2. The Court concludes that the issues presented in this matter are not political questions and are therefore justiciable. See Brewer v. Burns
3. The Court concludes that the letter of November 1, 2011, from the Acting Governor to the intervenor Colleen Mathis does not demonstrate "substantial neglect of duty, gross misconduct in office, or inability to discharge the duties of office" by the intervenor Mathis, as required under Article 4, Part 2, Section 1(10) of the Arizona Constitution;
Therefore, the Court grants the relief requested by the intervenor Mathis and orders that she be reinstated as chair of the Independent Redistricting Commission.
The Court in due course will issue an opinion more fully detailing its reasoning in this matter.

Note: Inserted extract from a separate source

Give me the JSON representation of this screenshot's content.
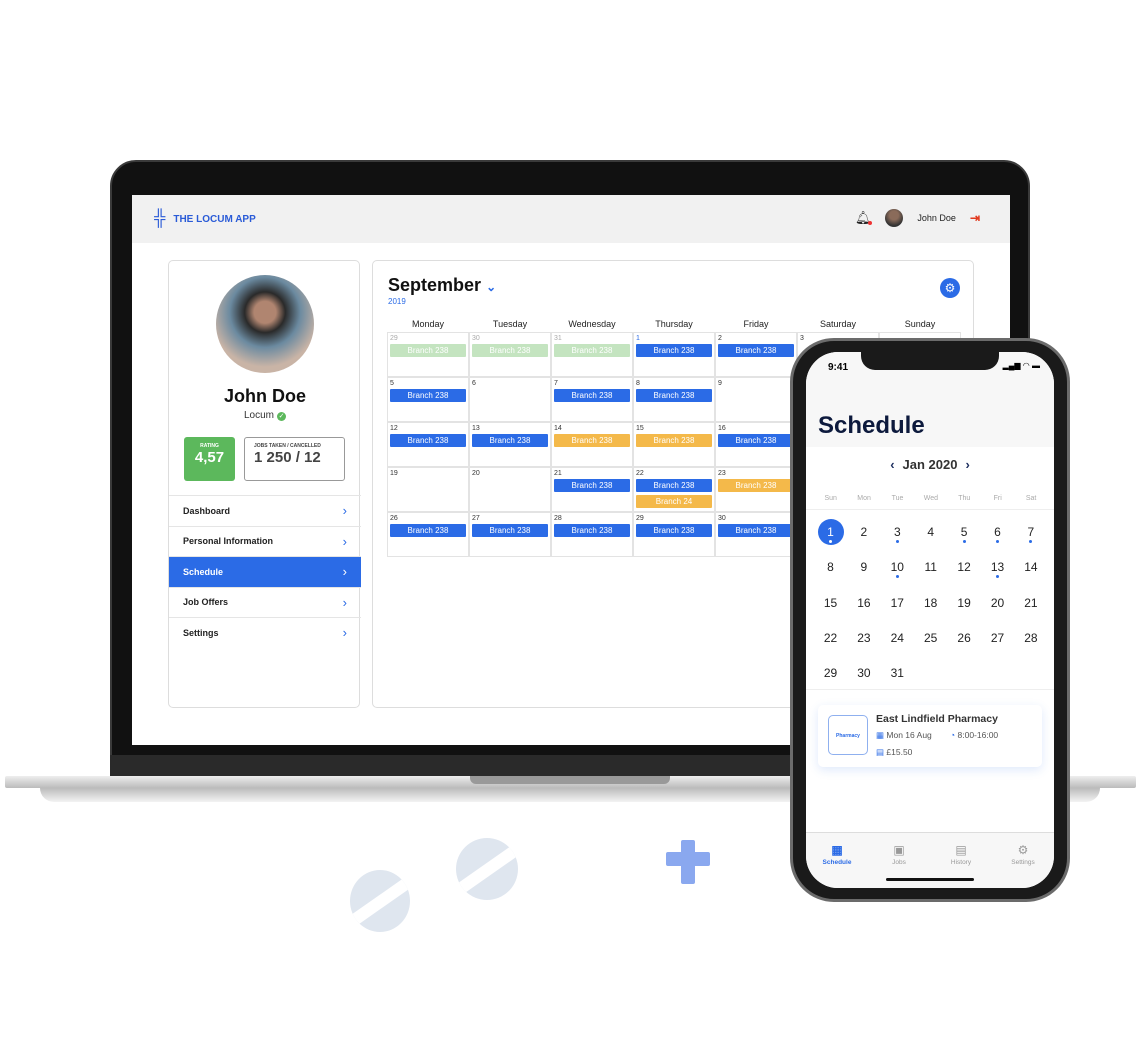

Translation for someone as monosyllabic as Brewer: IN YOUR FACE!
Too bad we lack a realistic remedy for removing this gubernatorial boob from power. She's an embarrassment to the state, to democracy and to the office she holds.
Moreover, she's a wimp, with no stomach for press conferences. She's such a freaking moron that her handlers dare never allow her to have regular press events, knowing that she only has two feet and they are both surgically connected to her lizard-like tongue.
Brewer may still pull shenanigans, despite the court's order. So stay tuned. And for all the gnarly details on the AIRC drama, as always, check out Steve Muratore's Arizona Eagletarian blog, which tans the MSM's britches when it comes to reportage on the commission.
Keep Phoenix New Times Free... Since we started Phoenix New Times, it has been defined as the free, independent voice of Phoenix, and we would like to keep it that way. Offering our readers free access to incisive coverage of local news, food and culture. Producing stories on everything from political scandals to the hottest new bands, with gutsy reporting, stylish writing, and staffers who've won everything from the Society of Professional Journalists' Sigma Delta Chi feature-writing award to the Casey Medal for Meritorious Journalism. But with local journalism's existence under siege and advertising revenue setbacks having a larger impact, it is important now more than ever for us to rally support behind funding our local journalism. You can help by participating in our "I Support" membership program, allowing us to keep covering Phoenix with no paywalls.